There is a blasphemy in being too sure of the will of God. It allows us to turn up the volume on our own opinions. The person truly inspired by the spirit of God knows that discerning the voice of God’s spirit is hard: of the many motives and impulses that flows through our hearts and beings, which are from God and which arise from other motives? It’s often hard to discern. The point at which we claim certainty about what God wants is the point we cease to be open to correction, to being teachable, to making new discoveries, to be open to God. We cut ourselves off from God’s heart and mind.
Ironically it is the NOT knowing, but always seeking, that keeps us most faithful.
Perhaps the danger of religion can be summed up by saying that it can make us feel unique and different from the rest of humanity: children of God, bearers of God’s spirit. And in a sense Jesus was unique in these things: he was the Son of God in a way distinct from all others – ‘only begotten’ the creed says.

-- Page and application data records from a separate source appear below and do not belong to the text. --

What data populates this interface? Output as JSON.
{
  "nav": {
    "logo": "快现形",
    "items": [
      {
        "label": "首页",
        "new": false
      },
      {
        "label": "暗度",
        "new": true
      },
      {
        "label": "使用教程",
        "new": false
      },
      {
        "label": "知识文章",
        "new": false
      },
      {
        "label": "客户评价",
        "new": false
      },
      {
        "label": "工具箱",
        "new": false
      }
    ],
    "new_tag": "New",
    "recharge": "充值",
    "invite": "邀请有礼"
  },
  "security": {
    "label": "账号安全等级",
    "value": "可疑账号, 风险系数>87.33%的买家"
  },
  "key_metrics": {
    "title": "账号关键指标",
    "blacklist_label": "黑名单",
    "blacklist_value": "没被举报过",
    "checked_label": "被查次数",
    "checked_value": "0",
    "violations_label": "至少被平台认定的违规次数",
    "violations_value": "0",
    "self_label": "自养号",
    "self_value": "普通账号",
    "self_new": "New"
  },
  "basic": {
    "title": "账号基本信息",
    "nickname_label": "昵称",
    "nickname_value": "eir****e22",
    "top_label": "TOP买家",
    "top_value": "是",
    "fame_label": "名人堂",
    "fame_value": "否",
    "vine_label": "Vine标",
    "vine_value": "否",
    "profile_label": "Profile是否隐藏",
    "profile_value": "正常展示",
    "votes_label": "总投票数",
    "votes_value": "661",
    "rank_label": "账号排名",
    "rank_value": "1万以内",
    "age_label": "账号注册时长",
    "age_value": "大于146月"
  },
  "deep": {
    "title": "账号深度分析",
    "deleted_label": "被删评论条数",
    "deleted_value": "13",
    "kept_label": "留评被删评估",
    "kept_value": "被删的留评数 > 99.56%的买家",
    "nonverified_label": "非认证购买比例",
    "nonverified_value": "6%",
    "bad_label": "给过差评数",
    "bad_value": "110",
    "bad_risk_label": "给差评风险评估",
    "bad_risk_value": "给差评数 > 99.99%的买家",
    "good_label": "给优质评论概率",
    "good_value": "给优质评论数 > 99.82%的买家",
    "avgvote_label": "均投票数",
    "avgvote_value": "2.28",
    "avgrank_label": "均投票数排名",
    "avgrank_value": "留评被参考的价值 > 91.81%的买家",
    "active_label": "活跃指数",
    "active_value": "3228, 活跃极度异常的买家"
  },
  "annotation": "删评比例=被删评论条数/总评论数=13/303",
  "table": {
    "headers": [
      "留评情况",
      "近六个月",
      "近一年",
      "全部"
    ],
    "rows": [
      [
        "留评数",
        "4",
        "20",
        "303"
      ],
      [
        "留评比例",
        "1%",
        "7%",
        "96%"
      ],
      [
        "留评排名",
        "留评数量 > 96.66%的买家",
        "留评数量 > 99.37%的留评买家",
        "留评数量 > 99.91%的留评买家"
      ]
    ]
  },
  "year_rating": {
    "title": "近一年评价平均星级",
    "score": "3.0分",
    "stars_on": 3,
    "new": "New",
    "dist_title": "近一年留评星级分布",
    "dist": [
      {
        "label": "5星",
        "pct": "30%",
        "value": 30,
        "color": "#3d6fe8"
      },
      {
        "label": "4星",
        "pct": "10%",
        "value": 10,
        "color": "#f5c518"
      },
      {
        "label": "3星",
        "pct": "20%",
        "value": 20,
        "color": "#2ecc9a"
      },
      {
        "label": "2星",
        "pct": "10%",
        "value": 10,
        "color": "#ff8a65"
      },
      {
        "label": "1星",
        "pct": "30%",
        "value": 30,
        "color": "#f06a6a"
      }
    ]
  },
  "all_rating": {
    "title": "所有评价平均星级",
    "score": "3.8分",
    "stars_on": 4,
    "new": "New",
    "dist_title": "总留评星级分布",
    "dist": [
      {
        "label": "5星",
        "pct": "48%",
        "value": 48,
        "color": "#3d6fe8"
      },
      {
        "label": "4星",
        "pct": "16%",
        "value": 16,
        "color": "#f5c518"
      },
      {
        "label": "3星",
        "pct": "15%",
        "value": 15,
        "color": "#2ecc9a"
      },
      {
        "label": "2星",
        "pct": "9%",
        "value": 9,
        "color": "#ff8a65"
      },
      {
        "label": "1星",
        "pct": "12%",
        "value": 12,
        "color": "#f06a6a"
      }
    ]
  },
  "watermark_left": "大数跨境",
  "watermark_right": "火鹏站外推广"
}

But what the scriptures shout to us is that Jesus makes these ways in which we and all other human beings can relate to God. Jesus invites us to be sons and daughters of God too. In John’s Gospel, where there’s a big emphasis on Jesus as the Son of God, at the end Jesus says, ‘I am ascending to my father, and your father…’ On the day of Pentecost, God pours out his spirit on all flesh. The prophet Joel talks about how the Spirit is for all: ‘your sons and daughters shall prophesy, your young men shall dream dreams, your old men shall see visions, even on slaves…’ The spirit is what unites humanity – not what distinguishes one person from another. John V Taylor says, that when Christians are in dialogue with people of other faiths the Holy Spirit is speaking through both groups.
God's calling to be baptised people, people of faith, is to honour his presence in all people. If we respond to this call, then we will live out a faith that is bolder, but less
defensive; more impassioned, but less certain; more engaged, but less
aggressive; and more grounded, but less territorial.